Parents protesting outside Chavez High School in Detroit. Photo courtesy of AIR-Michigan
Parents protesting outside Chavez High School in Detroit. Photo courtesy of AIR-Michigan
November 13, 2012

DETROIT - Republican leaders in both houses of Congress have dropped their opposition to immigration reform and now say they are serious about passing comprehensive changes to immigration law. In Michigan, immigrants and their families are hopeful. But for 21-year-old Karla Barajas, who was brought to Michigan as a baby, her hope is mixed with fear. That's because her father was picked up during a traffic stop three years ago and deported, and her mother is also undocumented.

"Everyone has their hopes up high right now, but there is still a fear that she could be taken at any given point."

Despite the fact that the political winds are blowing in their favor, Barajas still feels that anyone who looks Hispanic is being targeted. She says comprehensive immigration reform needs to focus on keeping families together, not ripping them apart.

Lance is an American married to a woman who came to the U.S. from Mexico 13 years ago. They have two daughters, ages 5 and 6. He has asked that we keep his last name secret because he is afraid his daughters might be kidnapped. A year ago, two attorneys advised his wife to go back to Mexico to apply for legal status. But she wound up being banned for life from America because she had crossed the border more than once. Lance now lives with his parents, visits his wife and daughters every few months and sends all his money for their support. He says his wife's hometown in Mexico is a very dangerous place for children.

"The police station was bombed. The cartel has gone into hospitals and killed people. The police chief was arrested for kidnapping people."

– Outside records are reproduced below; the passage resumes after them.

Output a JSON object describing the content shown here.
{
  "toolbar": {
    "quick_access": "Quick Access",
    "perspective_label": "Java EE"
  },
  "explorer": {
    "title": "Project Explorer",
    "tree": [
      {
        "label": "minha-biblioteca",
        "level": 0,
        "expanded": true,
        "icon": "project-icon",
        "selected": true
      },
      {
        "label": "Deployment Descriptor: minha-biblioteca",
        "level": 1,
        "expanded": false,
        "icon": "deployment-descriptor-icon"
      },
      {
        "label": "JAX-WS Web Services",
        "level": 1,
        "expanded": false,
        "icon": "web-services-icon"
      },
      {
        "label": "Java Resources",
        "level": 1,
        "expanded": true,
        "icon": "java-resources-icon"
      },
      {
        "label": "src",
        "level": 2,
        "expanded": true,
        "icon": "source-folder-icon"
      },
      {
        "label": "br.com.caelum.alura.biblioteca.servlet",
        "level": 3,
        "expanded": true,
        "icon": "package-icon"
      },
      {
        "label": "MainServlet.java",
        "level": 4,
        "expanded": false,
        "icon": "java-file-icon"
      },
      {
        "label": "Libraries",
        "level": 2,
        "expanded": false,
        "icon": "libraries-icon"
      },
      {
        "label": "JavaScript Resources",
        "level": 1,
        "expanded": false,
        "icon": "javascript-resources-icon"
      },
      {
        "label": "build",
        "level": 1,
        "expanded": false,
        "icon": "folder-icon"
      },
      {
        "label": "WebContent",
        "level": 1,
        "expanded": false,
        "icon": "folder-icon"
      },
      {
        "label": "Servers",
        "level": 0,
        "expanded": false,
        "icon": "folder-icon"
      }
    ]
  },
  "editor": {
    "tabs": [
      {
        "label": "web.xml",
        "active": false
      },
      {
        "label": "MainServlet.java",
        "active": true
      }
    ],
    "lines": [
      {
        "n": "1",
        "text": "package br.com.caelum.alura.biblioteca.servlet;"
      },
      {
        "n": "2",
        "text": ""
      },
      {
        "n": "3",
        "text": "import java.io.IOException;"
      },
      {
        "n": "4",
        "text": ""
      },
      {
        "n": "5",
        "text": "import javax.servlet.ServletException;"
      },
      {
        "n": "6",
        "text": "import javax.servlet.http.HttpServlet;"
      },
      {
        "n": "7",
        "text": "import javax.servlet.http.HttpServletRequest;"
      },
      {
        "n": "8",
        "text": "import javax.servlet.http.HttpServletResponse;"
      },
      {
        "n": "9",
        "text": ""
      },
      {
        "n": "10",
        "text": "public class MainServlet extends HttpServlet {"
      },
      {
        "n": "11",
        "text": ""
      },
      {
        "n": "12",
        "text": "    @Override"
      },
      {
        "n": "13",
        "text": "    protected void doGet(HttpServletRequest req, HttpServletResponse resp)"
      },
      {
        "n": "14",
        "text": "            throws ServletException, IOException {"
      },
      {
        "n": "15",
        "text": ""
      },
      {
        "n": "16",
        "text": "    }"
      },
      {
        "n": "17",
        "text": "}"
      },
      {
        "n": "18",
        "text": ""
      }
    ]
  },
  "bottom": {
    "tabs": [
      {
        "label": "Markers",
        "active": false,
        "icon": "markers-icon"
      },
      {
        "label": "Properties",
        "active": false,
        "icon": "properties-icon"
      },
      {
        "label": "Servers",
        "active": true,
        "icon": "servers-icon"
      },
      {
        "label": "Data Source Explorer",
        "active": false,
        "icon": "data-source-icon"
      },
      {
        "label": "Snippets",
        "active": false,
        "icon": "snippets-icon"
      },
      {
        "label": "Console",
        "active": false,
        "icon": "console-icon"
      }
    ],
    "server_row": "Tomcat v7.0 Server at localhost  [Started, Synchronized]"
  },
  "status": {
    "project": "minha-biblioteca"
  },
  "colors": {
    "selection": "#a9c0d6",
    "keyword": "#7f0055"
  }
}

Lance tried to live with his family but couldn't find work in Mexico. He has moved them to what he hopes is a safer town, but says he just recently heard that someone was murdered in a nearby Starbucks.

Sens. Charles Schumer and Lindsey Graham are working on a bipartisan immigration reform bill, which they say would create a pathway for citizenship for 11 million undocumented immigrants. Graham told reporters that he wants undocumented people to pay taxes, pay a fine and get in the back of the line.

Michigan community organizer Diego Bonesatti, with Alliance for Immigration Rights and Reform, says there really is no line for people from Mexico. The numbers just don't add up, he says.

"You file your petition today and there are three-quarters of a million people ahead of you. Theoretically, if they all get their visas, it would be 162 years before you got yours."

Bonesatti says reuniting families should be a high priority when considering new legislation.

A post-election poll by the Associated Press found 65 percent favoring a way to allow immigrant workers to become legal.

Mary Anne Meyers, Public News Service - MI